━━━━━ Provided entries

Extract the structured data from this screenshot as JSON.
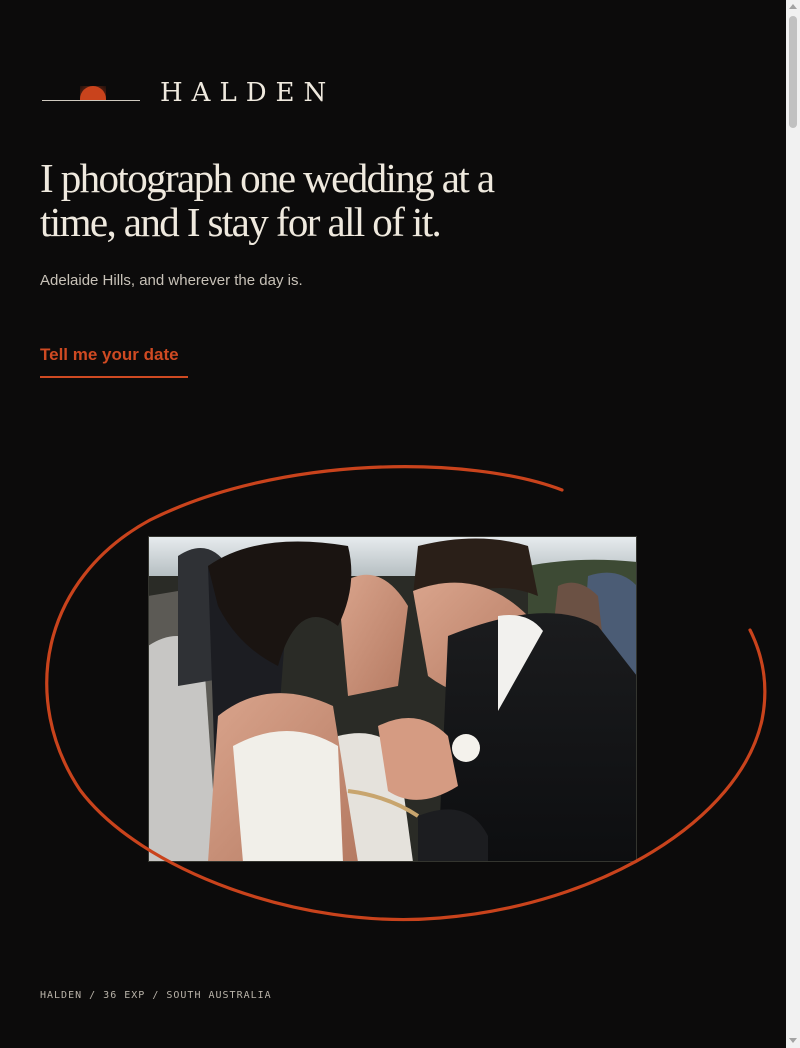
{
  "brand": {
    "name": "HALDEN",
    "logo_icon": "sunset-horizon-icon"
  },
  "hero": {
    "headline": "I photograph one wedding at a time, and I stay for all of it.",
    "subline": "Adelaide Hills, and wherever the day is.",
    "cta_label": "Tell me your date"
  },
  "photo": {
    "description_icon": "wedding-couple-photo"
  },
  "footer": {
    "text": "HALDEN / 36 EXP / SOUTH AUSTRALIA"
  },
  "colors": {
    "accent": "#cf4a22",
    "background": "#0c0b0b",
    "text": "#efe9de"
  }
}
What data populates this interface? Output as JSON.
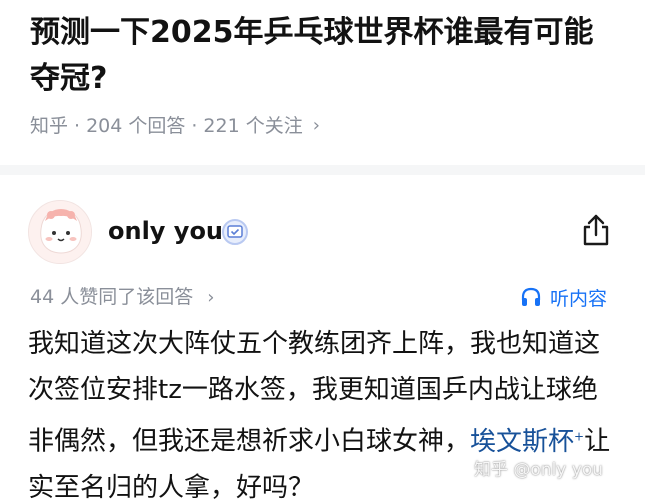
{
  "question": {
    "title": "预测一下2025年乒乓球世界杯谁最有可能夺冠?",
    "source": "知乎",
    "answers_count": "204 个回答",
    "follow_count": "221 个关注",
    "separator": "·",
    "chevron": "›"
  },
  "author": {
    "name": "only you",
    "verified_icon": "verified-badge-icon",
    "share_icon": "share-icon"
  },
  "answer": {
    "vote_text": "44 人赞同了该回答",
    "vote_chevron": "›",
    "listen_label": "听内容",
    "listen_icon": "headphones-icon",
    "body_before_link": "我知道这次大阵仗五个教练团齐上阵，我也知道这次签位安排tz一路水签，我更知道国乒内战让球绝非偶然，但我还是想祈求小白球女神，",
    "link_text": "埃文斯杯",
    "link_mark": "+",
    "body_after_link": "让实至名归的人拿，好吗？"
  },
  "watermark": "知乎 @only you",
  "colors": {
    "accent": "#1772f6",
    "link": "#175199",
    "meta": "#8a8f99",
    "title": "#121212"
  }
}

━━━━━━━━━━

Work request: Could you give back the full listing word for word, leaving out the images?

Expected answer:
Extract the structured data from this screenshot as JSON.
{
  "brand": {
    "name": "HALDEN",
    "logo_icon": "sunset-horizon-icon"
  },
  "hero": {
    "headline": "I photograph one wedding at a time, and I stay for all of it.",
    "subline": "Adelaide Hills, and wherever the day is.",
    "cta_label": "Tell me your date"
  },
  "photo": {
    "description_icon": "wedding-couple-photo"
  },
  "footer": {
    "text": "HALDEN / 36 EXP / SOUTH AUSTRALIA"
  },
  "colors": {
    "accent": "#cf4a22",
    "background": "#0c0b0b",
    "text": "#efe9de"
  }
}
What data populates this interface? Output as JSON.
{
  "question": {
    "title": "预测一下2025年乒乓球世界杯谁最有可能夺冠?",
    "source": "知乎",
    "answers_count": "204 个回答",
    "follow_count": "221 个关注",
    "separator": "·",
    "chevron": "›"
  },
  "author": {
    "name": "only you",
    "verified_icon": "verified-badge-icon",
    "share_icon": "share-icon"
  },
  "answer": {
    "vote_text": "44 人赞同了该回答",
    "vote_chevron": "›",
    "listen_label": "听内容",
    "listen_icon": "headphones-icon",
    "body_before_link": "我知道这次大阵仗五个教练团齐上阵，我也知道这次签位安排tz一路水签，我更知道国乒内战让球绝非偶然，但我还是想祈求小白球女神，",
    "link_text": "埃文斯杯",
    "link_mark": "+",
    "body_after_link": "让实至名归的人拿，好吗？"
  },
  "watermark": "知乎 @only you",
  "colors": {
    "accent": "#1772f6",
    "link": "#175199",
    "meta": "#8a8f99",
    "title": "#121212"
  }
}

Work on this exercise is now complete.